Like many companies, Nike faces a future of constrained resources and rising prices. “Sustainability” to most companies means creating a product that is “less bad” or “more better,” but Nike decided to learn how its employees could view sustainability through a design lens. Balancing those goals while focusing on Nike’s core capabilities, the road towards creating high-performance yet more sustainable products was bumpy.  The results, however, have transformed a company’s culture and purpose.

Jones and her team spent 18 months surveying other company’s work on sustainability issues, benchmarked Nike against those firms, and asked professionals a bevy of questions. CEO’s, CFO’s, and research and development teams were among the teams on her target list--but curiously, not sustainability teams. Jones and her staff had a mission to find out how a company like Nike could blend art and science--and also how Nike could get is most creative people to not only innovate, but execute. And in the meantime, a sporting apparel company had its executive talking to Eli Lilly and Procter & Gamble to learn how it can push the envelope in product innovation and manufacturing.

The upshot is that Nike has integrated sustainability and innovation processes throughout the organization. Sustainability professionals have to think about the company’s systems, while employees are encouraged to view innovation through the lens of sustainability. And “innovation” applies at all levels of the company: in its products, processes, revenue generation, business model, and throughout its industry. Furthermore, while companies traditionally kept their research and development work locked and hidden, Nike took the approach of Linux and Napster and decided to take an open sourced approach towards sustainability.

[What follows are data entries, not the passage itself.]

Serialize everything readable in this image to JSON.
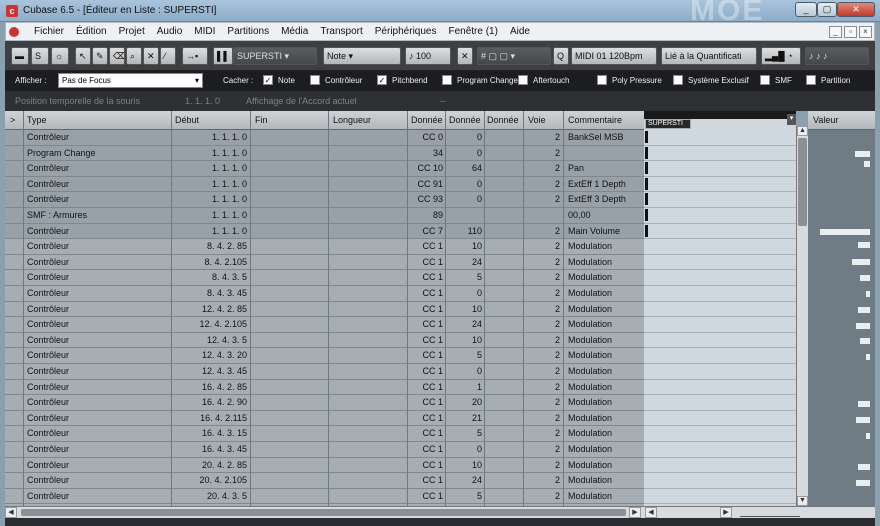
{
  "window": {
    "title": "Cubase 6.5 - [Éditeur en Liste : SUPERSTI]",
    "app_icon": "cubase-icon",
    "brand_watermark": "MOE"
  },
  "window_controls": {
    "minimize": "_",
    "restore": "▢",
    "close": "✕"
  },
  "menu": [
    "Fichier",
    "Édition",
    "Projet",
    "Audio",
    "MIDI",
    "Partitions",
    "Média",
    "Transport",
    "Périphériques",
    "Fenêtre (1)",
    "Aide"
  ],
  "menu_controls": {
    "minimize": "_",
    "restore": "▫",
    "close": "×"
  },
  "toolbar": {
    "track_name": "SUPERSTI",
    "insert_type": "Note",
    "velocity": "100",
    "quantize": "MIDI 01  120Bpm",
    "quantize_mode": "Lié à la Quantificati"
  },
  "filter": {
    "afficher_label": "Afficher :",
    "focus_value": "Pas de Focus",
    "cacher_label": "Cacher :",
    "options": [
      {
        "label": "Note",
        "checked": true
      },
      {
        "label": "Contrôleur",
        "checked": false
      },
      {
        "label": "Pitchbend",
        "checked": true
      },
      {
        "label": "Program Change",
        "checked": false
      },
      {
        "label": "Aftertouch",
        "checked": false
      },
      {
        "label": "Poly Pressure",
        "checked": false
      },
      {
        "label": "Système Exclusif",
        "checked": false
      },
      {
        "label": "SMF",
        "checked": false
      },
      {
        "label": "Partition",
        "checked": false
      }
    ]
  },
  "infobar": {
    "mouse_pos_label": "Position temporelle de la souris",
    "mouse_pos_value": "1.  1.  1.    0",
    "chord_label": "Affichage de l'Accord actuel",
    "chord_value": "--"
  },
  "table": {
    "columns": [
      "Type",
      "Début",
      "Fin",
      "Longueur",
      "Donnée",
      "Donnée",
      "Donnée",
      "Voie",
      "Commentaire"
    ],
    "expand_arrow": ">",
    "rows": [
      {
        "type": "Contrôleur",
        "debut": "1.  1.  1.    0",
        "d1": "CC 0",
        "d2": "0",
        "voie": "2",
        "comment": "BankSel MSB",
        "hl": true
      },
      {
        "type": "Program Change",
        "debut": "1.  1.  1.    0",
        "d1": "34",
        "d2": "0",
        "voie": "2",
        "comment": "",
        "hl": true
      },
      {
        "type": "Contrôleur",
        "debut": "1.  1.  1.    0",
        "d1": "CC 10",
        "d2": "64",
        "voie": "2",
        "comment": "Pan",
        "hl": true
      },
      {
        "type": "Contrôleur",
        "debut": "1.  1.  1.    0",
        "d1": "CC 91",
        "d2": "0",
        "voie": "2",
        "comment": "ExtEff 1 Depth",
        "hl": true
      },
      {
        "type": "Contrôleur",
        "debut": "1.  1.  1.    0",
        "d1": "CC 93",
        "d2": "0",
        "voie": "2",
        "comment": "ExtEff 3 Depth",
        "hl": true
      },
      {
        "type": "SMF : Armures",
        "debut": "1.  1.  1.    0",
        "d1": "89",
        "d2": "",
        "voie": "",
        "comment": "00,00",
        "hl": true
      },
      {
        "type": "Contrôleur",
        "debut": "1.  1.  1.    0",
        "d1": "CC 7",
        "d2": "110",
        "voie": "2",
        "comment": "Main Volume",
        "hl": true
      },
      {
        "type": "Contrôleur",
        "debut": "8.  4.  2.  85",
        "d1": "CC 1",
        "d2": "10",
        "voie": "2",
        "comment": "Modulation",
        "hl": false
      },
      {
        "type": "Contrôleur",
        "debut": "8.  4.  2.105",
        "d1": "CC 1",
        "d2": "24",
        "voie": "2",
        "comment": "Modulation",
        "hl": false
      },
      {
        "type": "Contrôleur",
        "debut": "8.  4.  3.    5",
        "d1": "CC 1",
        "d2": "5",
        "voie": "2",
        "comment": "Modulation",
        "hl": false
      },
      {
        "type": "Contrôleur",
        "debut": "8.  4.  3.  45",
        "d1": "CC 1",
        "d2": "0",
        "voie": "2",
        "comment": "Modulation",
        "hl": false
      },
      {
        "type": "Contrôleur",
        "debut": "12.  4.  2.  85",
        "d1": "CC 1",
        "d2": "10",
        "voie": "2",
        "comment": "Modulation",
        "hl": false
      },
      {
        "type": "Contrôleur",
        "debut": "12.  4.  2.105",
        "d1": "CC 1",
        "d2": "24",
        "voie": "2",
        "comment": "Modulation",
        "hl": false
      },
      {
        "type": "Contrôleur",
        "debut": "12.  4.  3.    5",
        "d1": "CC 1",
        "d2": "10",
        "voie": "2",
        "comment": "Modulation",
        "hl": false
      },
      {
        "type": "Contrôleur",
        "debut": "12.  4.  3.  20",
        "d1": "CC 1",
        "d2": "5",
        "voie": "2",
        "comment": "Modulation",
        "hl": false
      },
      {
        "type": "Contrôleur",
        "debut": "12.  4.  3.  45",
        "d1": "CC 1",
        "d2": "0",
        "voie": "2",
        "comment": "Modulation",
        "hl": false
      },
      {
        "type": "Contrôleur",
        "debut": "16.  4.  2.  85",
        "d1": "CC 1",
        "d2": "1",
        "voie": "2",
        "comment": "Modulation",
        "hl": false
      },
      {
        "type": "Contrôleur",
        "debut": "16.  4.  2.  90",
        "d1": "CC 1",
        "d2": "20",
        "voie": "2",
        "comment": "Modulation",
        "hl": false
      },
      {
        "type": "Contrôleur",
        "debut": "16.  4.  2.115",
        "d1": "CC 1",
        "d2": "21",
        "voie": "2",
        "comment": "Modulation",
        "hl": false
      },
      {
        "type": "Contrôleur",
        "debut": "16.  4.  3.  15",
        "d1": "CC 1",
        "d2": "5",
        "voie": "2",
        "comment": "Modulation",
        "hl": false
      },
      {
        "type": "Contrôleur",
        "debut": "16.  4.  3.  45",
        "d1": "CC 1",
        "d2": "0",
        "voie": "2",
        "comment": "Modulation",
        "hl": false
      },
      {
        "type": "Contrôleur",
        "debut": "20.  4.  2.  85",
        "d1": "CC 1",
        "d2": "10",
        "voie": "2",
        "comment": "Modulation",
        "hl": false
      },
      {
        "type": "Contrôleur",
        "debut": "20.  4.  2.105",
        "d1": "CC 1",
        "d2": "24",
        "voie": "2",
        "comment": "Modulation",
        "hl": false
      },
      {
        "type": "Contrôleur",
        "debut": "20.  4.  3.    5",
        "d1": "CC 1",
        "d2": "5",
        "voie": "2",
        "comment": "Modulation",
        "hl": false
      }
    ]
  },
  "part_label": "SUPERSTI",
  "value_column": "Valeur",
  "colors": {
    "row_highlight": "#98a1a7",
    "row_normal": "#a7aeb3",
    "toolbar": "#3d3f43",
    "filter_bar": "#1c1d20"
  }
}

Nike’s mission statement is to inspire and innovate on behalf of the athlete. So the questions for Nike included how to incorporate materials great for performance but that are also regenerative and recyclable; how to transform the supply chain; and finally balance this new mindset with pushing products quickly to market. The cool company in Portland found itself needing to align closer to agriculture, chemistry, and now must learn from other industries--plus balance a new way of designing and manufacturing products with materials that come from many time zones away.

The task is not easy and is still a learning process. Just start with Nike’s product lines, which are made from about 75,000 different materials. One sneaker could have as many as 300 different components. Its supplier rolodex has at least 2000 companies. And meanwhile you have a consumer base that demands zero compromise on price and performance.

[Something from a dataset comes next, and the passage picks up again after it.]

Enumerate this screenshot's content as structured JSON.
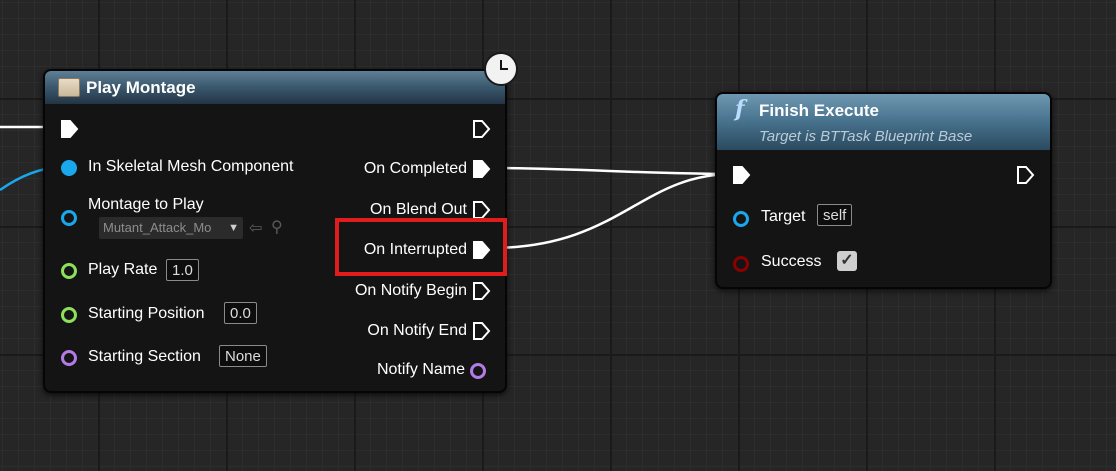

The learning curve is still turning and winding for Nike, but the company has made progress. During last year’s World Cup in South Africa, the company made waves among football players and fans for its jerseys made out of recycled bottles. Within its industry Nike has led with efforts such as the Sustainable Clothing Coalition and GreenXchange. Not everyone is happy; the company reduced some of its philanthropic activities in exchange for investing in disruptive technologies that down the road could help build a better, cleaner, and safer planet. But for Nike, creating a company culture where innovation means invention with value has made it a leader not just in Portland and within the apparel industry, but among other industries that are now taking sustainability seriously.

Posted on Triple Pundit earlier today.

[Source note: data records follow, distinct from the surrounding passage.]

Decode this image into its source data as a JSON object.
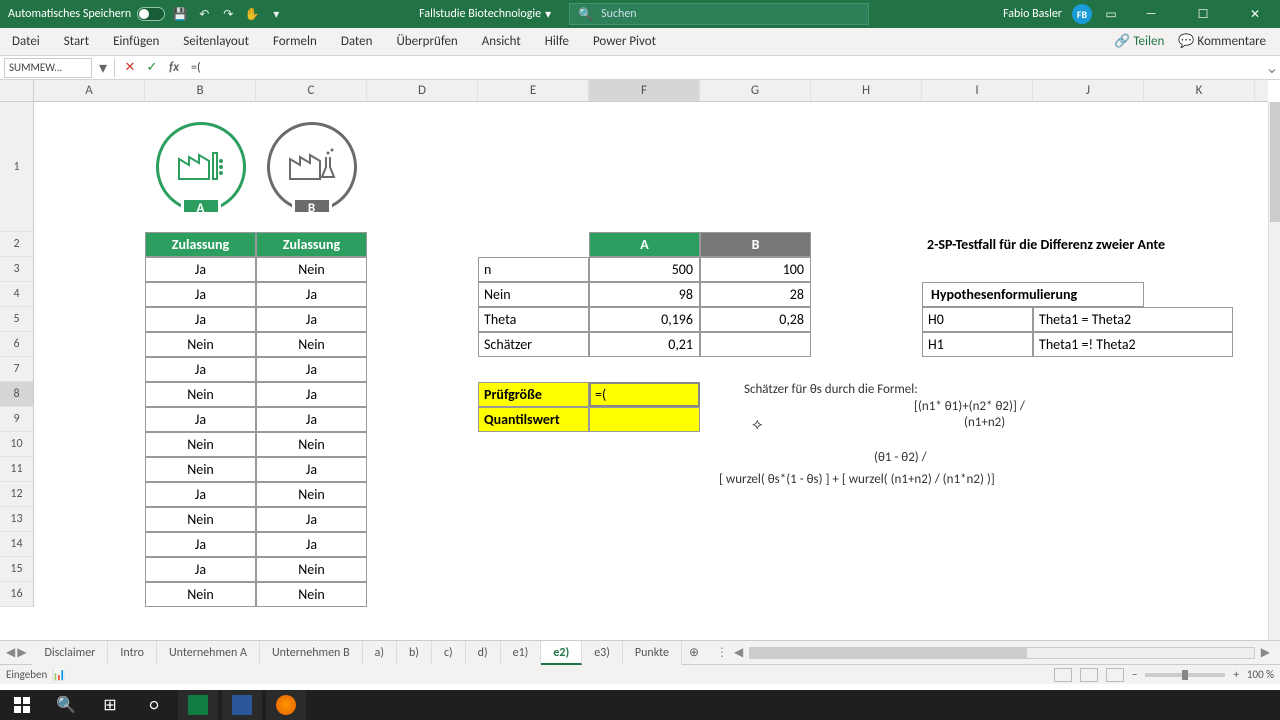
{
  "titlebar": {
    "autosave": "Automatisches Speichern",
    "doc": "Fallstudie Biotechnologie",
    "search_placeholder": "Suchen",
    "user": "Fabio Basler",
    "user_initials": "FB"
  },
  "ribbon": {
    "tabs": [
      "Datei",
      "Start",
      "Einfügen",
      "Seitenlayout",
      "Formeln",
      "Daten",
      "Überprüfen",
      "Ansicht",
      "Hilfe",
      "Power Pivot"
    ],
    "share": "Teilen",
    "comments": "Kommentare"
  },
  "formulabar": {
    "namebox": "SUMMEW...",
    "formula": "=("
  },
  "columns": [
    "A",
    "B",
    "C",
    "D",
    "E",
    "F",
    "G",
    "H",
    "I",
    "J",
    "K"
  ],
  "rows": [
    "1",
    "2",
    "3",
    "4",
    "5",
    "6",
    "7",
    "8",
    "9",
    "10",
    "11",
    "12",
    "13",
    "14",
    "15",
    "16"
  ],
  "headers": {
    "B2": "Zulassung",
    "C2": "Zulassung",
    "F2": "A",
    "G2": "B"
  },
  "tableBC": [
    [
      "Ja",
      "Nein"
    ],
    [
      "Ja",
      "Ja"
    ],
    [
      "Ja",
      "Ja"
    ],
    [
      "Nein",
      "Nein"
    ],
    [
      "Ja",
      "Ja"
    ],
    [
      "Nein",
      "Ja"
    ],
    [
      "Ja",
      "Ja"
    ],
    [
      "Nein",
      "Nein"
    ],
    [
      "Nein",
      "Ja"
    ],
    [
      "Ja",
      "Nein"
    ],
    [
      "Nein",
      "Ja"
    ],
    [
      "Ja",
      "Ja"
    ],
    [
      "Ja",
      "Nein"
    ],
    [
      "Nein",
      "Nein"
    ]
  ],
  "stats": {
    "E3": "n",
    "F3": "500",
    "G3": "100",
    "E4": "Nein",
    "F4": "98",
    "G4": "28",
    "E5": "Theta",
    "F5": "0,196",
    "G5": "0,28",
    "E6": "Schätzer",
    "F6": "0,21"
  },
  "pruef": {
    "E8": "Prüfgröße",
    "F8": "=(",
    "E9": "Quantilswert"
  },
  "right": {
    "I2": "2-SP-Testfall für die Differenz zweier Ante",
    "I4": "Hypothesenformulierung",
    "I5": "H0",
    "J5": "Theta1 = Theta2",
    "I6": "H1",
    "J6": "Theta1 =! Theta2"
  },
  "float": {
    "l1": "Schätzer für θs durch die Formel:",
    "l2": "[(n1* θ1)+(n2* θ2)] /",
    "l3": "(n1+n2)",
    "l4": "(θ1 - θ2) /",
    "l5": "[ wurzel( θs*(1 - θs) ] + [ wurzel( (n1+n2) / (n1*n2) )]"
  },
  "sheets": [
    "Disclaimer",
    "Intro",
    "Unternehmen A",
    "Unternehmen B",
    "a)",
    "b)",
    "c)",
    "d)",
    "e1)",
    "e2)",
    "e3)",
    "Punkte"
  ],
  "active_sheet": "e2)",
  "statusbar": {
    "mode": "Eingeben",
    "zoom": "100 %"
  },
  "factory": {
    "A": "A",
    "B": "B"
  }
}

About The Author

Leon Kaye

Leon Kaye is the founder and editor of GreenGoPost.com. Based in California, he is a business writer and consultant. His work is has also appeared on Triple Pundit , The Guardian's Sustainable Business site and has appeared on Inhabitat and Earth911. His focus is making the business case for sustainability and corporate social responsibility. He's pictured here in Qatar, one of the Middle East countries in which he takes a keen interest because of its transformation into a post-oil economy. Other areas of interest include sustainable development in The Balkans, Brazil and Korea. He was a new media journalism fellow at the International Reporting Project, for which he covered child survival in India during February 2013. Contact him at leon@greengopost.com. You can also reach out via Twitter (@LeonKaye) and Instagram (GreenGoPost). As of October 2013, he now lives and works in Abu Dhabi, United Arab Emirates.